# WHAT THE EXERCISE ASKS
Write out every record below exactly, leaving the pictures out.

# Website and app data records
################

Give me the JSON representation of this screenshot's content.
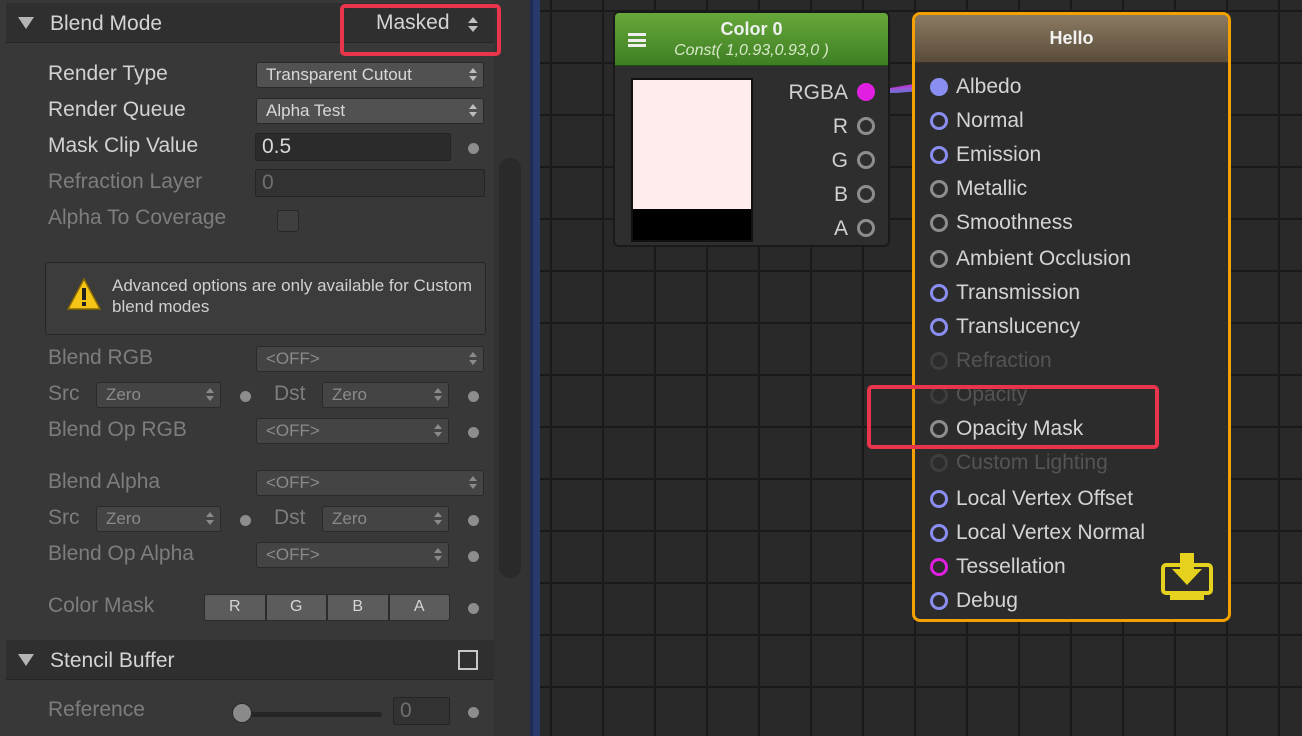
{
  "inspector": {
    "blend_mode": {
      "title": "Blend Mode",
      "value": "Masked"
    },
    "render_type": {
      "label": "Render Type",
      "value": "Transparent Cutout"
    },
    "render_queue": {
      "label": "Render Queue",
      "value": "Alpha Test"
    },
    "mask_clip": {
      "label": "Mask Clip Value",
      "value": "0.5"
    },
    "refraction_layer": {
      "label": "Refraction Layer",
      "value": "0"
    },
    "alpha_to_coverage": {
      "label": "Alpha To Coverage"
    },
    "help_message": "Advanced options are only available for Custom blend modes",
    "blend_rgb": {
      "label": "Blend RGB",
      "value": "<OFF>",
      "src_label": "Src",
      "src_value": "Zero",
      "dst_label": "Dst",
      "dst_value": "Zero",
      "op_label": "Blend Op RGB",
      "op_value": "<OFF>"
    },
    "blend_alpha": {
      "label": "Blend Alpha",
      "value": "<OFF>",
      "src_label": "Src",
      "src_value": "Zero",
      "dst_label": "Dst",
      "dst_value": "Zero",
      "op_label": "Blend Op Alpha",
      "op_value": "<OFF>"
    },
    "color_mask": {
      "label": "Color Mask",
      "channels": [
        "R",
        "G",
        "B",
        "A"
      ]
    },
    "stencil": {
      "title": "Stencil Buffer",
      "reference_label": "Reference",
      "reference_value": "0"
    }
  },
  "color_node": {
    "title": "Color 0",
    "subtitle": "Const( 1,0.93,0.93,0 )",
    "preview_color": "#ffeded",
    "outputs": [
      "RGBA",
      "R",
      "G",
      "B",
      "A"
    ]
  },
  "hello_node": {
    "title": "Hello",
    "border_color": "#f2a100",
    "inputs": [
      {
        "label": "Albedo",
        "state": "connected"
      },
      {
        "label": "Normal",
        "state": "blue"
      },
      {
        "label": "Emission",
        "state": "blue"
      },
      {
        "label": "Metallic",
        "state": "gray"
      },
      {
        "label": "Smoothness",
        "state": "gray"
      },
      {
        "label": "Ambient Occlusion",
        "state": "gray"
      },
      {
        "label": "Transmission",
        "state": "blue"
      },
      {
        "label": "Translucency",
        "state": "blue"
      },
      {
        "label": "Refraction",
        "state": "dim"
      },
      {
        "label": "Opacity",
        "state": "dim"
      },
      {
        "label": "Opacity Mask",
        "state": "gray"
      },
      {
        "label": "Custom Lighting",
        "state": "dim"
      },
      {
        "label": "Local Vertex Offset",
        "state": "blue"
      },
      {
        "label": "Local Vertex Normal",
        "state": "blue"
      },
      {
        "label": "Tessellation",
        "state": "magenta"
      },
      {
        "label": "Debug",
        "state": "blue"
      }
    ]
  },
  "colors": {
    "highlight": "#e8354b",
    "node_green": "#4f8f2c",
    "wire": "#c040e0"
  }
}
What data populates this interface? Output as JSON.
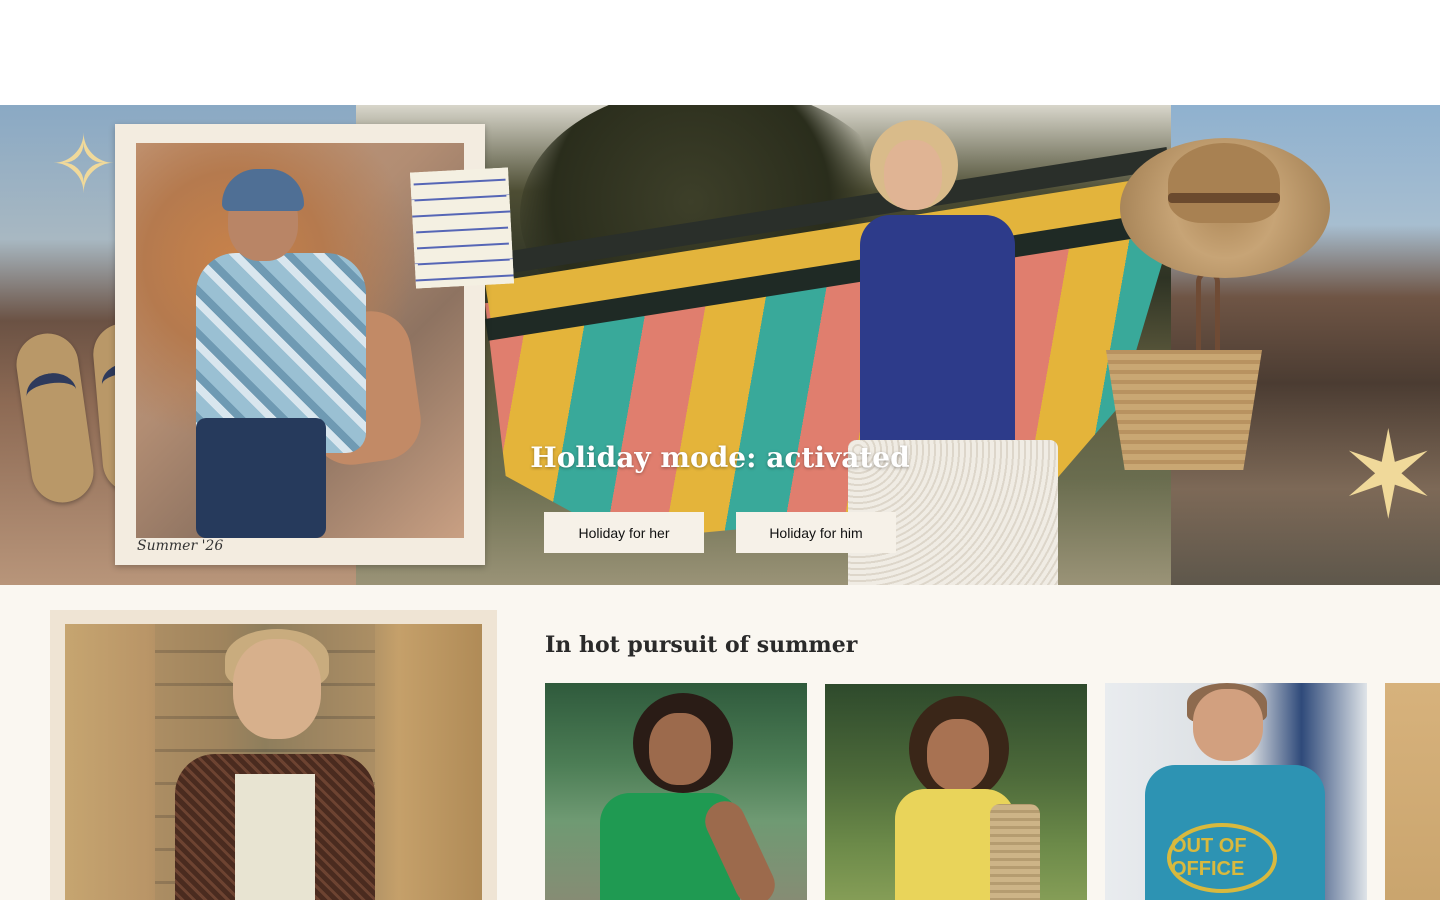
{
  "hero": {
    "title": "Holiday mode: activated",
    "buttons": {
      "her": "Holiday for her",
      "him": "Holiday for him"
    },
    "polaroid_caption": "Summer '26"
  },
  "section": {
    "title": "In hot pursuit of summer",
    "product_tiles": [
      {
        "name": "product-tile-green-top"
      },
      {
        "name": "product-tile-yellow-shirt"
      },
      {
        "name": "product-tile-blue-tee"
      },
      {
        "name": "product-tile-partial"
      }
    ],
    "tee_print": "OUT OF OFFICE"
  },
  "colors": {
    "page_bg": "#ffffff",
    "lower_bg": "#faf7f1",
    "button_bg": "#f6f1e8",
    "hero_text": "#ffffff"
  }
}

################

# ANSWER FOR THE TASK
Give me the JSON representation of this screenshot's content.
{
  "inspector": {
    "blend_mode": {
      "title": "Blend Mode",
      "value": "Masked"
    },
    "render_type": {
      "label": "Render Type",
      "value": "Transparent Cutout"
    },
    "render_queue": {
      "label": "Render Queue",
      "value": "Alpha Test"
    },
    "mask_clip": {
      "label": "Mask Clip Value",
      "value": "0.5"
    },
    "refraction_layer": {
      "label": "Refraction Layer",
      "value": "0"
    },
    "alpha_to_coverage": {
      "label": "Alpha To Coverage"
    },
    "help_message": "Advanced options are only available for Custom blend modes",
    "blend_rgb": {
      "label": "Blend RGB",
      "value": "<OFF>",
      "src_label": "Src",
      "src_value": "Zero",
      "dst_label": "Dst",
      "dst_value": "Zero",
      "op_label": "Blend Op RGB",
      "op_value": "<OFF>"
    },
    "blend_alpha": {
      "label": "Blend Alpha",
      "value": "<OFF>",
      "src_label": "Src",
      "src_value": "Zero",
      "dst_label": "Dst",
      "dst_value": "Zero",
      "op_label": "Blend Op Alpha",
      "op_value": "<OFF>"
    },
    "color_mask": {
      "label": "Color Mask",
      "channels": [
        "R",
        "G",
        "B",
        "A"
      ]
    },
    "stencil": {
      "title": "Stencil Buffer",
      "reference_label": "Reference",
      "reference_value": "0"
    }
  },
  "color_node": {
    "title": "Color 0",
    "subtitle": "Const( 1,0.93,0.93,0 )",
    "preview_color": "#ffeded",
    "outputs": [
      "RGBA",
      "R",
      "G",
      "B",
      "A"
    ]
  },
  "hello_node": {
    "title": "Hello",
    "border_color": "#f2a100",
    "inputs": [
      {
        "label": "Albedo",
        "state": "connected"
      },
      {
        "label": "Normal",
        "state": "blue"
      },
      {
        "label": "Emission",
        "state": "blue"
      },
      {
        "label": "Metallic",
        "state": "gray"
      },
      {
        "label": "Smoothness",
        "state": "gray"
      },
      {
        "label": "Ambient Occlusion",
        "state": "gray"
      },
      {
        "label": "Transmission",
        "state": "blue"
      },
      {
        "label": "Translucency",
        "state": "blue"
      },
      {
        "label": "Refraction",
        "state": "dim"
      },
      {
        "label": "Opacity",
        "state": "dim"
      },
      {
        "label": "Opacity Mask",
        "state": "gray"
      },
      {
        "label": "Custom Lighting",
        "state": "dim"
      },
      {
        "label": "Local Vertex Offset",
        "state": "blue"
      },
      {
        "label": "Local Vertex Normal",
        "state": "blue"
      },
      {
        "label": "Tessellation",
        "state": "magenta"
      },
      {
        "label": "Debug",
        "state": "blue"
      }
    ]
  },
  "colors": {
    "highlight": "#e8354b",
    "node_green": "#4f8f2c",
    "wire": "#c040e0"
  }
}
What data populates this interface? Output as JSON.
{
  "hero": {
    "title": "Holiday mode: activated",
    "buttons": {
      "her": "Holiday for her",
      "him": "Holiday for him"
    },
    "polaroid_caption": "Summer '26"
  },
  "section": {
    "title": "In hot pursuit of summer",
    "product_tiles": [
      {
        "name": "product-tile-green-top"
      },
      {
        "name": "product-tile-yellow-shirt"
      },
      {
        "name": "product-tile-blue-tee"
      },
      {
        "name": "product-tile-partial"
      }
    ],
    "tee_print": "OUT OF OFFICE"
  },
  "colors": {
    "page_bg": "#ffffff",
    "lower_bg": "#faf7f1",
    "button_bg": "#f6f1e8",
    "hero_text": "#ffffff"
  }
}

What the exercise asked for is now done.